“Are we listening to that Owl City song about butterflies on the way up to a Gwar show?” I asked.
“Yes,” Joe said. “And it’s ‘Fireflies’.”
That was the last time I would hear a sentence at a normal volume for three days.
It’s weird for me to say that this list was initially created so I could justify going to a Gwar show, but it’s the truth. A few years ago my cousin Greg and I stood on the platform of the Park Street station and saw people covered in fake blood. Greg figured out that Gwar was in town and I decided that I needed to be a part of that. I think this was the same night that we both attended the James Taylor/Carole King show at the Garden. We’re eclectic. No big deal.
Let me preface this entry by saying that I’d only heard of Gwar through the movie Empire Records and found them terrifying. Also note that I hate the following things: getting messy, fake blood, general admission shows, loud noises, standing, tall people, late starts, and shitty beer offerings at bars.
Somehow, I was able to convince my friend Joe to go with me. Joe’s a good sport and kept me entertained during ALL THREE opening acts by referencing the movie “Nell” and thinking that Bing Crosby was in Crosby, Stills, Nash, and Young. And I’m glad super glad that he came because knowing what I know now, there is no way I would’ve survived that trip up to Wally’s Pub.
Nestled in the heart of a completely desolate Hampton Beach, Wally’s Pub caters to…you know what? Nevermind. You can draw your own conclusion based on the rest of this story.
From reading the line up online, I deduced that Gwar was supposed to go on around 9;30 and be done no later than 11pm. That meant I could be home by midnight and get a decent night sleep before class the next day. However, as I previously stated, three bands opened for them including one that may have been a Gwar cover band fronted by Papa Shango, but I’m not entirely sure. How am I supposed to know these things?
We took a few risks while we there. For instance I ventured in to use the bathroom, Joe suggested we split a Jello shot that someone left behind (and we totally did, you guys!), and I made eye contact with three separate people with head tattoos.
So, like an old person, I bitched endlessly until Gwar eventually came out at 11:10pm and did all their classics like “Saddam a G0-Go*” and “Ham on the Bone*” All the lyrics sounded to me like they were screaming “Motherfucking pterodactyl” over and over again. At one point two men in thongs came onstage and beat up a metal construction that resembled a Dinosaur and an Antelope. Later, a dude dressed as Snooki came out, had a C-section on stage, and sprayed fake blood all over the crowd from the umbilical chord.

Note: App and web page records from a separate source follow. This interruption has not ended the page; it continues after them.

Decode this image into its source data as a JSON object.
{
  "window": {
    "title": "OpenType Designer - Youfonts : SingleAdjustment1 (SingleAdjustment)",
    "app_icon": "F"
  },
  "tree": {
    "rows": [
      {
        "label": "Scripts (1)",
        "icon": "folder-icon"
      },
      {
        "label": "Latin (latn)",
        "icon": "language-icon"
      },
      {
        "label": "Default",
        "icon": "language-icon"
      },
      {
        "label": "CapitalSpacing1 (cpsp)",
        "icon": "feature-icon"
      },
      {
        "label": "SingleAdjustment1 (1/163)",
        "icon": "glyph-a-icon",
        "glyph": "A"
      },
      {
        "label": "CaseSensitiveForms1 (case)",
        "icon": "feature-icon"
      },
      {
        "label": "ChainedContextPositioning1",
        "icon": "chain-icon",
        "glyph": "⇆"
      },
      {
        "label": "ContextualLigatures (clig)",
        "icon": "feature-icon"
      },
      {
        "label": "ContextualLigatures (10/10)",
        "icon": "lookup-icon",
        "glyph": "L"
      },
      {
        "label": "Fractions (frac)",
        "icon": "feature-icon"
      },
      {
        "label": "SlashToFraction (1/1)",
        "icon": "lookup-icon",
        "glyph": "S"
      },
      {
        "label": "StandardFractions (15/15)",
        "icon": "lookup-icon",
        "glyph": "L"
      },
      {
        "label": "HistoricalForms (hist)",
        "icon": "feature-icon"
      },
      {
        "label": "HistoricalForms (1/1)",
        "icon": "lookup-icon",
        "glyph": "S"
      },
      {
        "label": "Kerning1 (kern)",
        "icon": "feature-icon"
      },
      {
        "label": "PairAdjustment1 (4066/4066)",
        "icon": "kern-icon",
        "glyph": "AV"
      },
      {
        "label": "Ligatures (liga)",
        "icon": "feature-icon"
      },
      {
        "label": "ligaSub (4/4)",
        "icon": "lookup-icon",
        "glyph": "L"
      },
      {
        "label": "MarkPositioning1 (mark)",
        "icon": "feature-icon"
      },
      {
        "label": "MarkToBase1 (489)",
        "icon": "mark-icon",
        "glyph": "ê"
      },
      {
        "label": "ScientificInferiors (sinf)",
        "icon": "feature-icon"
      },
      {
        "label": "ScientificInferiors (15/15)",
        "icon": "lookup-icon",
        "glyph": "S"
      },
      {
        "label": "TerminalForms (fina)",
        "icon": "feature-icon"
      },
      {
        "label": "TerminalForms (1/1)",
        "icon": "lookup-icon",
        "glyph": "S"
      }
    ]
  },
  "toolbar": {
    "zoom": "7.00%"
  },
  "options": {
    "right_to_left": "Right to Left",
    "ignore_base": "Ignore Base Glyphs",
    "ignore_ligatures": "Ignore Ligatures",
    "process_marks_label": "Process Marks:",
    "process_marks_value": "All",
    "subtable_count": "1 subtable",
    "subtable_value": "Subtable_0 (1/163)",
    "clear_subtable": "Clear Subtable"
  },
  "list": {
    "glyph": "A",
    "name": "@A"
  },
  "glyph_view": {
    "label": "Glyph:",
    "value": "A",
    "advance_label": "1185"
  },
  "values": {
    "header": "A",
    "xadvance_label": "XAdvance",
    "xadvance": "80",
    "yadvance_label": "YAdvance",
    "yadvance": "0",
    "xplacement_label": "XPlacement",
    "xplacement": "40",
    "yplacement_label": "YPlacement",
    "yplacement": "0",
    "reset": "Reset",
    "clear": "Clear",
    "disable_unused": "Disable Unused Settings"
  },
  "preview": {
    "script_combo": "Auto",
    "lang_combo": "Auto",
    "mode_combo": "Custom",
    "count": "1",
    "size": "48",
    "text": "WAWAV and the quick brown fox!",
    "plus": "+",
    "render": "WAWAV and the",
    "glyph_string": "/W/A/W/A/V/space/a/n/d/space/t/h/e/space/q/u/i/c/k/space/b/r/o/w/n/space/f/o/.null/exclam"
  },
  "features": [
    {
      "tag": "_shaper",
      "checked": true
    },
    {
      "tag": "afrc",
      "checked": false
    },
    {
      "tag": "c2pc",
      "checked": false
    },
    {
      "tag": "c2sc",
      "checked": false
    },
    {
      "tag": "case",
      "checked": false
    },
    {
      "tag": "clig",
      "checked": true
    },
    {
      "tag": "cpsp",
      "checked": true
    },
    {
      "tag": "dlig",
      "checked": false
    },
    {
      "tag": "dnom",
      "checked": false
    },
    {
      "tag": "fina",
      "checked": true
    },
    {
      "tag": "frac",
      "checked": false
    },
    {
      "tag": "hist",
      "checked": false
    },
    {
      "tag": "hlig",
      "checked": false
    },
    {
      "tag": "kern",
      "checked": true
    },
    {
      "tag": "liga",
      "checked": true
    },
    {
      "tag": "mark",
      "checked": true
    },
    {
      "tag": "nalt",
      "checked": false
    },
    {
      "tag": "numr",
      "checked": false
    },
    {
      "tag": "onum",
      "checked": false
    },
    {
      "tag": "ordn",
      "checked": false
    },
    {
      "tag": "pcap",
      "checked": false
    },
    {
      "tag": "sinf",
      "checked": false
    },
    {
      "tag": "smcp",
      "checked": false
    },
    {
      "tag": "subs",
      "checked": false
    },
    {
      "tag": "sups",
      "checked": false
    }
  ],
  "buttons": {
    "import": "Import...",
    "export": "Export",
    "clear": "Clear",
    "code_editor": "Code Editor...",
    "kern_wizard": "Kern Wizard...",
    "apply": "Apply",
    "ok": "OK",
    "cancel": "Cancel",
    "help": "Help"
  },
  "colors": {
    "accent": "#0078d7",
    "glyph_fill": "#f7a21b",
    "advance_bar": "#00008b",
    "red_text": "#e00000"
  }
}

I felt like this was an opera. A long musical piece in an entirely different language that told a bizarre story. Somehow that Dinolope and Snooki are connected. Perhaps Snooki was the overlord that ordered those two thonged men to beat the Dinolope. Was Snooki’s live birth a statement on our current culture and media obsession? Was the man with a bear trap for a face the protagonist of the story? Again, I’m not sure, but I’m just going to label it “a cluster fuck” and move on.
Luckily, the mosh pit separated us from the constant blood splatters. Mosh pits are a funny thing. There is a very supportive psychology to them, much like improv. People willingly jump in to a circle where they push, shove, and inflict harm on each other. If they fell on the ground, about six people immediately rushed over to pick them up. If they wavered to the perimeter, those on the outside pushed them back in to the center without question or an air of annoyance. When a mosher decided that they had had enough for that moment, they would turn around, completely glassy eyed and nauseated, and exit past me. I was convinced that although I would not be covered in fake blood, I could end up being covered in real vomit.
Around midnight I turned to Joe and said “Hey, we can go at anytime…”
“Okay.” And he took off towards the door. I think we both were feeling complete sensory overload and confusion. I left Wally’s Pub still not really understanding what Gwar is or the appeal. They’ve been around since the early 80’s and there has to be a reason for that, but what that is, again, I’m not sure. I thought that by attending this show I’d get a better understanding of metal culture and performance art, but I really think I am making this out to be something with far more depth and complication than is necessary. Basically, Gwar is loud, edgy, and totally out of my wheelhouse, but an entertaining time nonetheless. And that’s really what it’s about.
*I have no idea if these are classics, but, according to setlist.fm they are at least Gwar songs that they performed that night.